Scan Reveals Brain’s Structure To Be Much Simpler Than We Thought
More than any other part of the brain, the cerebral cortex makes us human. Through the electrical activity of the neuronal networks packed into the brain’s undulating outer surface we sense our environment, use and understand language, and separate good and evil. So, then, the biologist’s mantra, “form follows function,” means that when we learn about brain structure, we learn about our very nature. Last March a team of scientists used a new and powerful scanner to peer into the cerebral cortex and other underlying structures with an unprecedented level of resolution. What they found surprised them: rather than an incomprehensible bundle of twists and turns, the basic structure of the brain is a simple, three-dimensional grid. The new discovery could guide neuroscientists as they study the brain’s form and function, and lead to new insights into the organizing principles of the brain.
The grid structure was seen in our brains and those of our primate cousins as well. Scans were performed on the postmortem brain of four different monkey species – rhesus, marmoset, owl, and galago – as well as on the brains of living humans. Zooming in on major brain pathways they continually observed other pathways that crossed perpendicularly to form checkerboard-like, two-dimensional sheets. These 2D sheets stacked up alongside adjacent 2D sheets to form a 3D grid. And, it turns out, that the grid pattern is not only found in the cortex but is continuous with lower brain structures including centers for memory and emotion.
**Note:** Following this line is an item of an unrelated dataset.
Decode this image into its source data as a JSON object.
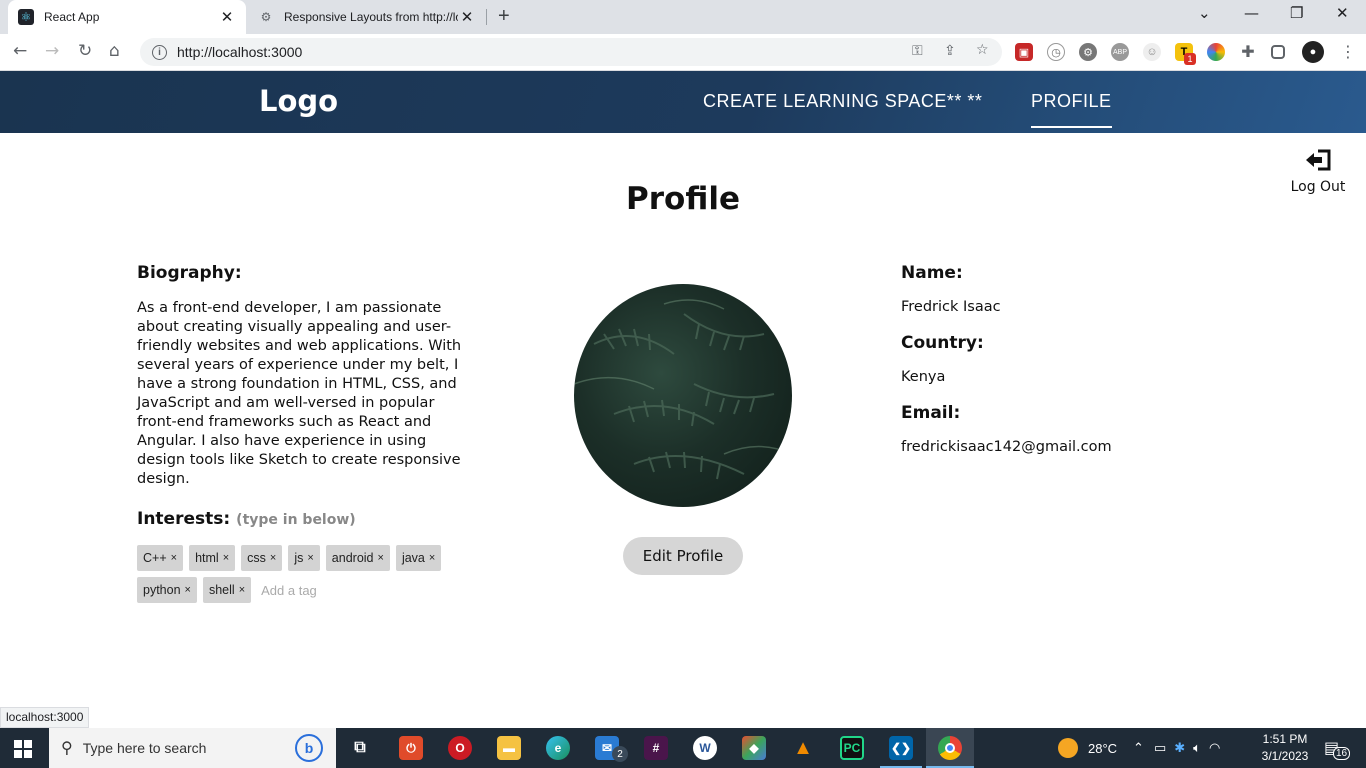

“Brain wiring is not like the wiring in your basement, where it just needs to connect to the right endpoints,” says Van Wedeen of the Massachusetts General Hosptial’s A.A. Martinos Center for Biomedical Imaging and Harvard Medical School and lead author of the study. “Rather, the grid is the language of the brain and wiring and rewiring work by modifying it.”
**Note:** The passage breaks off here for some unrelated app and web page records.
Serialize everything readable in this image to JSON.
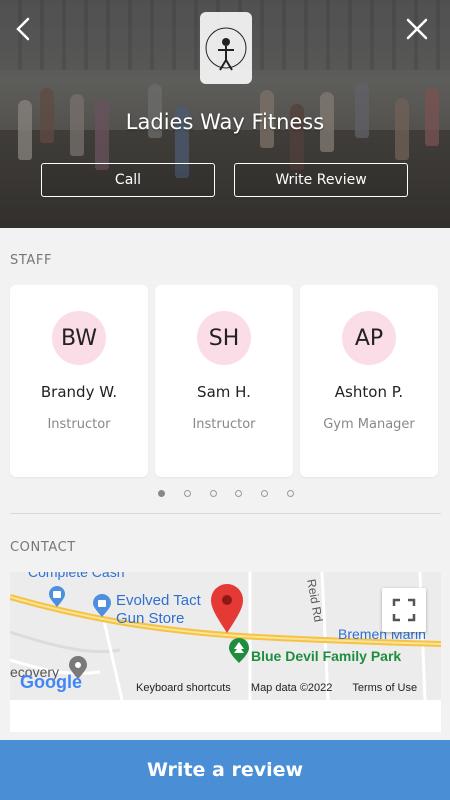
{
  "hero": {
    "title": "Ladies Way Fitness",
    "call_label": "Call",
    "write_review_label": "Write Review",
    "logo_text": "Ladies Way Fitness"
  },
  "staff": {
    "label": "STAFF",
    "members": [
      {
        "initials": "BW",
        "name": "Brandy W.",
        "role": "Instructor"
      },
      {
        "initials": "SH",
        "name": "Sam H.",
        "role": "Instructor"
      },
      {
        "initials": "AP",
        "name": "Ashton P.",
        "role": "Gym Manager"
      }
    ],
    "pager": {
      "pages": 6,
      "active_index": 0
    }
  },
  "contact": {
    "label": "CONTACT",
    "map": {
      "places": {
        "complete_cash": "Complete Cash",
        "evolved_tactical_1": "Evolved Tact",
        "evolved_tactical_2": "Gun Store",
        "reid_rd": "Reid Rd",
        "bremen_marine": "Bremen Marin",
        "blue_devil": "Blue Devil Family Park",
        "recovery": "ecovery"
      },
      "google_logo": "Google",
      "keyboard_shortcuts": "Keyboard shortcuts",
      "map_data": "Map data ©2022",
      "terms": "Terms of Use"
    }
  },
  "bottom": {
    "write_review_label": "Write a review"
  },
  "colors": {
    "accent_blue": "#4a8fd6",
    "avatar_pink": "#fbdde8",
    "road_yellow": "#f6c243",
    "pin_red": "#e53935",
    "park_green": "#1e8e3e",
    "map_label_blue": "#2f6fd1"
  }
}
The following is a short clip that gives a great sense of how the brain's underlying connections resemble neatly organized strips of ribbon wire. The grids are formed when these bands of parallel neurons cross perpendicularly.
The study, which was published in Science, is part of the Human Connectome Project, a multi-institutional and controversial effort to completely map the brain’s neurons and their connections across individuals and species.
Chemical tracer studies in past experiments with animals have suggested a grid structure, but until now researchers have not been able to achieve this level of imaging resolution. But the new “Connectom” scanner, installed at the Martinos Center last year, has a resolution 10 times greater than conventional scanners. A technique called diffusion spectrum imaging (DSI) is a variant of magnetic resonance imagine (MRI) in which a magnetic field to map the water contained in neuron fibers, thus mapping their criss-crossing patterns. DSI has been performed in the past, but the Connectom uses a much stronger magnetic field to achieve its 10-fold jump in resolution.
Like the coordinated playing of keys on a piano, the neurons in a network must be activated in a coordinated, often simultaneous, manner. The way in which the brain brings about the precisely coordinated activation of distant neurons is one important question today’s neuroscientists are trying to answer. The straight paths and right corners of a neuronal grid could mean that the solution to linking neurons together could be structurally simpler than previously thought. A grid also aids researchers by providing them a simple framework and “natural coordinate system” with which to study the behavior of neuronal networks.
Revelation of the 3D structure strongly suggests that the mature brain follows the same wiring rules that guide development of the young cortex when pathways lengthen horizontally, vertically, and transversely, resulting in a 3D grid. The fact that we see the same pattern in the mature brain means the wiring of the mature brain preserves the same basic rules that guide the brain during embryonic development. The grid then serves as a template upon which neuronal rewiring can occur through genetic, environmental, or pathological influences. As more people are scanned scientists will be able to quantify how brain wiring at this level differs between individuals. Thomas Insel, Director of the National Institute of Mental Health, suggests that understanding these differences could lead to new ways to diagnose and treat brain disorders.
Eric Kandel, winner of the 2000 Nobel Prize for his work on learning and memory, once wrote, “What we commonly call the mind is a set of operations performed by the brain.” Taking a similar reductionist approach, the Human Connectome Project seeks to map the 100 billion neurons in our brain to an unprecedented level of detail in hopes that new insights about structure will lead to new insights about function. But while the 3D grid structure revealed by the current study is certainly fascinating, it remains to be seen if the new knowledge will be of any practical use. Critics of the Human Connectome Project doubt that mapping brain structure will do much to advance understanding of brain function, and think the millions invested in the project would be better spent on other research. But even these critics have to be excited about the unveiled 3D grid of the brain. Whether or not the finding leads to others, it is already a breakthrough by itself.